PITTSBURGH, January 7, 1999 — The National Institute of Mental Health has awarded investigators at the University of Pittsburgh Medical Center’s Western Psychiatric Institute and Clinic (WPIC) a five-year, $2.75 million research grant to study the effectiveness of treatments for children with behavior disorders.
The study, titled Resources to Enhance the Adjustment of Children (REACH), is one of the first to compare the effectiveness of a combination of treatment services provided outside of traditional clinical settings. David Kolko, Ph.D., associate professor of child psychiatry and psychology, is the principal investigator. Dr. Kolko, along with co-investigators, will evaluate the impact of services provided in the community or an outpatient clinic on children’s functioning and other important family outcomes, and assess the cost-effectiveness of these services. Co-investigators include David Brent, M.D., professor of child psychiatry, pediatrics and epidemiology; Oscar Bukstein, M.D., assistant professor of psychiatry; and Pamela Peele, Ph.D., assistant professor of public health, University of Pittsburgh Graduate School of Public Health.
While treatment studies conducted in hospital and community settings have been effective in improving behavioral problems, few research studies have compared the benefits of delivering services in each of these settings or to provide recommendations for policy.
Children’s behavior disorders are common problems and can result in chronic conditions that challenge both the child’s clinician and family. These disorders can be a source of large personal and financial burdens to both families and communities. Children’s behavior problems can progress toward serious delinquent and violent behavior, school dropout, early drug use, placement or heightened involvement in special education, social services, mental health and juvenile justice systems.
"This study and others like it can help guide clinicians and policy makers in decisions about how best to provide children’s mental health services," commented Dr. Kolko. "It is important to understand how changes in the way treatment is delivered affect the success and cost of treatment."
The study will follow 140 children, ages 6 to 11, with a diagnosis of oppositional defiant disorder or conduct disorder, two childhood disorders that frequently result in clinical referrals for treatment. Each family will receive individual assessments and three follow-up evaluations over the course of one year. The effectiveness of the treatments will be examined based on changes in behavior problems, both in the home and in the community. The research team will use special questionnaires to determine how satisfied families were with the services they received.
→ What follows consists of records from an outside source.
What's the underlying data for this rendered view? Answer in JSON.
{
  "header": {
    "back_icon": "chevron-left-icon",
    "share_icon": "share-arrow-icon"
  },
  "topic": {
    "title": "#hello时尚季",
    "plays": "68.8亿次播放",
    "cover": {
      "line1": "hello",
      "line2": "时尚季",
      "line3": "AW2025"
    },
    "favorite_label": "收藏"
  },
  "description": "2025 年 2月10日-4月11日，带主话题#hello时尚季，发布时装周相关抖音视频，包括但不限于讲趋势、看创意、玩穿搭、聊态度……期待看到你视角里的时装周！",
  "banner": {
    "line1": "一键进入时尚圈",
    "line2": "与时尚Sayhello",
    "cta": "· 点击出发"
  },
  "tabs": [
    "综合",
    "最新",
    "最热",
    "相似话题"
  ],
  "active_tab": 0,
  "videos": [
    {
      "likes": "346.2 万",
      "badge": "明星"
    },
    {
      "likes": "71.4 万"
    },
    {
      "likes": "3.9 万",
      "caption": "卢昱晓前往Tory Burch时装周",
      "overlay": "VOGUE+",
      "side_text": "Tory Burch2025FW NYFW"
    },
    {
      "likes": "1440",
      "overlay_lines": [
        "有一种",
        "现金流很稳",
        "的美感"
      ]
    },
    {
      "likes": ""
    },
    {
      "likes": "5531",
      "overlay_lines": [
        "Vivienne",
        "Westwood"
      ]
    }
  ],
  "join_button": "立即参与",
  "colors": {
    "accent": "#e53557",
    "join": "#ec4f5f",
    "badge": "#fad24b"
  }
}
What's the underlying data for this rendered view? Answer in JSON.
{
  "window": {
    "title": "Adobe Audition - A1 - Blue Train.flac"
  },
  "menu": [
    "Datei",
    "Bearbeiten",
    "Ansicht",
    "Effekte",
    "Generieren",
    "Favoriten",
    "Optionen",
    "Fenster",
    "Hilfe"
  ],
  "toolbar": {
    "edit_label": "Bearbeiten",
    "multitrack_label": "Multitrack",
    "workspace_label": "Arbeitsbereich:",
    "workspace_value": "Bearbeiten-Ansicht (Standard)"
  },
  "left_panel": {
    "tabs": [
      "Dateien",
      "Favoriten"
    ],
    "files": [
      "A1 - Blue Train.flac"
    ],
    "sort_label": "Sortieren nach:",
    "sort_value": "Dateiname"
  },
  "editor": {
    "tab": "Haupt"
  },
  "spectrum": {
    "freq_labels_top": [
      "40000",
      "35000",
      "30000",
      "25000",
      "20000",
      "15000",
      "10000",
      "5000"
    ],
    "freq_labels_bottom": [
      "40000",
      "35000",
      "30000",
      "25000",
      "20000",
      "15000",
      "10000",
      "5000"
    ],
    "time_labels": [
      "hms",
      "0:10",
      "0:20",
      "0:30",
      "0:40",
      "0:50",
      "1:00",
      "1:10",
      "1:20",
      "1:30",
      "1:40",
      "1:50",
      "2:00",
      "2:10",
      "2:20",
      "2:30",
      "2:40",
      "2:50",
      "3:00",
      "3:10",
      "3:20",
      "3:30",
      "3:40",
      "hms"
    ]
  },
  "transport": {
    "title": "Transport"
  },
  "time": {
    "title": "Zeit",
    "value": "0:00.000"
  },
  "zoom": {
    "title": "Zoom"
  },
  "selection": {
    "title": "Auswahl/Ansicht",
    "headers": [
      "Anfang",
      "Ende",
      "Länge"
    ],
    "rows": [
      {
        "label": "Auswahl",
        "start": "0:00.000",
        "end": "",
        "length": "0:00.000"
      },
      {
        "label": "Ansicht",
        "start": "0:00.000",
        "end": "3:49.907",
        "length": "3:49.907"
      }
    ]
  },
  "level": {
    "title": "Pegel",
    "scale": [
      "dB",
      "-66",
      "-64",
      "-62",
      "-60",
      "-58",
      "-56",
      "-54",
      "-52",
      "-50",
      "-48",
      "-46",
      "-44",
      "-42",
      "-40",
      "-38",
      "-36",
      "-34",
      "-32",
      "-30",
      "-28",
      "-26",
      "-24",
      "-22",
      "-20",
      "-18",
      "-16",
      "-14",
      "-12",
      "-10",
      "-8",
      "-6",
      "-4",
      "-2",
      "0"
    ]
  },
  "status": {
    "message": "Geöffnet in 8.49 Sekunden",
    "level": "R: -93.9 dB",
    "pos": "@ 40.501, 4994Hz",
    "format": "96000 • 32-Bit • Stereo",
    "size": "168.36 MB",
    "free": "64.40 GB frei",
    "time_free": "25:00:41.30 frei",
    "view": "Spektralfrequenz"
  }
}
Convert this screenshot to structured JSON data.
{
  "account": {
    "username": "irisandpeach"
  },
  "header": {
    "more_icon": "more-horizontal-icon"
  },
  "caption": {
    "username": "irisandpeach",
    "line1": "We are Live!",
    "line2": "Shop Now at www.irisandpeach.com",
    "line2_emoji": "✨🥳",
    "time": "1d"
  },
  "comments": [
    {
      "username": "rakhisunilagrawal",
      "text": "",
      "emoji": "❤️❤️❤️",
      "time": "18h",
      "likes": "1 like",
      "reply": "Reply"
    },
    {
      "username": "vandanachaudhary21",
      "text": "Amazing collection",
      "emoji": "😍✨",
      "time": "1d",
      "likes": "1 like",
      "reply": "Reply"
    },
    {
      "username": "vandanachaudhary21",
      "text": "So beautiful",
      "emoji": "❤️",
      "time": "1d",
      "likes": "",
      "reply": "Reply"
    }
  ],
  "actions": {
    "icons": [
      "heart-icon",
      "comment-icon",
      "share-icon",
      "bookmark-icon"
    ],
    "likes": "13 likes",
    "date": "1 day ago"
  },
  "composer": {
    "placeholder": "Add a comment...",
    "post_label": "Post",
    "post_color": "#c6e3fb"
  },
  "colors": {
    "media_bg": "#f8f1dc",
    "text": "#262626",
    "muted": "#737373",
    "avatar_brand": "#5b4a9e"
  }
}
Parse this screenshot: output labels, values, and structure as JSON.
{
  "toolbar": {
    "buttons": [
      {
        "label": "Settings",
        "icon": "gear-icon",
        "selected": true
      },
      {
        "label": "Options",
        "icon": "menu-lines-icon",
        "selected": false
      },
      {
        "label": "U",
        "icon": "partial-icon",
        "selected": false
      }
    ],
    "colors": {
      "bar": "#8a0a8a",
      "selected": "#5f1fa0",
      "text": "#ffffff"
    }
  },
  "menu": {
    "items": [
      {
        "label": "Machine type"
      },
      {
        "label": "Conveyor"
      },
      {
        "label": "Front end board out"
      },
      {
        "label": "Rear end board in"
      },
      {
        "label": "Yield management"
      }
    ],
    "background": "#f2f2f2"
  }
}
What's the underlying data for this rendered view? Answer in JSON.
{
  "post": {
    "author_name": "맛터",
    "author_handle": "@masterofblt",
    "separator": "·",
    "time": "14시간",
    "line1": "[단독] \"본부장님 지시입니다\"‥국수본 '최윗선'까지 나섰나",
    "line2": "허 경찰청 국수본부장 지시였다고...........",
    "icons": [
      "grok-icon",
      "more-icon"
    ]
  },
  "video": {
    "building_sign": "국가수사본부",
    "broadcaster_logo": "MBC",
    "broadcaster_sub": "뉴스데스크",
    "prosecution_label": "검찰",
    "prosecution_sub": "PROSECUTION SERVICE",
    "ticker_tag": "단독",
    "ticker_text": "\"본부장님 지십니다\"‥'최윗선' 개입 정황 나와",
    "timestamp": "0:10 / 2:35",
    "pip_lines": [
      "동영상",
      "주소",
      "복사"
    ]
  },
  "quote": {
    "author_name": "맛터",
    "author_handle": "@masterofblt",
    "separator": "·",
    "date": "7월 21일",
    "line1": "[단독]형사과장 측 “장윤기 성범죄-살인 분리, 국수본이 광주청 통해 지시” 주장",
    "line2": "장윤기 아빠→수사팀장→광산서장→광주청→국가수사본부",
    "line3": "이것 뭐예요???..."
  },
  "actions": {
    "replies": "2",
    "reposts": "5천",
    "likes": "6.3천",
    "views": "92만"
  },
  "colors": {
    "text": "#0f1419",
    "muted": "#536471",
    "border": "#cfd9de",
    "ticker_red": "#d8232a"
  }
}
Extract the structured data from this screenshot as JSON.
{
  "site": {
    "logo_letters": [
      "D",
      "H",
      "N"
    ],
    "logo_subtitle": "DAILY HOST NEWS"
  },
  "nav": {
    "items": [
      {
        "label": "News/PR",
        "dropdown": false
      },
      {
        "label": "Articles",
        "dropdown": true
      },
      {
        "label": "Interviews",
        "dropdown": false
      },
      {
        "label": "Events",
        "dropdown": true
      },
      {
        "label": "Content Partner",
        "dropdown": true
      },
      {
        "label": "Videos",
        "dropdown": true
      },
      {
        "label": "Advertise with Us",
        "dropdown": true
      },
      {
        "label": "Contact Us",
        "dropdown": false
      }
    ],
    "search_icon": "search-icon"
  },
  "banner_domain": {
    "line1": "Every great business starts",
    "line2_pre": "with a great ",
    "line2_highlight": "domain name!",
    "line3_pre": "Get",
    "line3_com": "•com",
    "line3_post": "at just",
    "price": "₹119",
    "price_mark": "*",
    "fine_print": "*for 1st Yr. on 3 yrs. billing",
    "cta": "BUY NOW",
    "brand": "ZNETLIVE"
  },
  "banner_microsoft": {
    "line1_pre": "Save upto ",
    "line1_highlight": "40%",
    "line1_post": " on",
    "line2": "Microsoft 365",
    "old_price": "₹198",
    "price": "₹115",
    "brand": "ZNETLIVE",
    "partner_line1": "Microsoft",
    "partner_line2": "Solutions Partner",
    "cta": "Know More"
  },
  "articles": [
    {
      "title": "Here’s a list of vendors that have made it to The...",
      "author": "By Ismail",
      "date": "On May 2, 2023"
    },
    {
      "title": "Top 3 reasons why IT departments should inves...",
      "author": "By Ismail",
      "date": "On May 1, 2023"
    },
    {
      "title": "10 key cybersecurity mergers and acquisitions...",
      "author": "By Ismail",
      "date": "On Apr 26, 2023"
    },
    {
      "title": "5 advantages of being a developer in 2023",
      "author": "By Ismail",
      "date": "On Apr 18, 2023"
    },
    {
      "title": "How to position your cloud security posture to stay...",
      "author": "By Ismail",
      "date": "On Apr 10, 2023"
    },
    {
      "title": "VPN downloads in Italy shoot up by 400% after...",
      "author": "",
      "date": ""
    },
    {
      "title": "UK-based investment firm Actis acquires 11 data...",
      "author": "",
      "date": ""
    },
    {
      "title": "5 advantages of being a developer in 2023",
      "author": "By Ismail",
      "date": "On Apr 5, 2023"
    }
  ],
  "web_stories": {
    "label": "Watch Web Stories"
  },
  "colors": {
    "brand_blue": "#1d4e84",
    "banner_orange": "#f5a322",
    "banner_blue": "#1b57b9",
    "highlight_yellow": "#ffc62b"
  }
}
They also will try to determine if there are any special child or family characteristics to help predict which families benefit most from services.
This study is no longer looking for participants. For more information about treatment options at the University of Pittsburgh for children with behavior disorders, call 412-246-5886.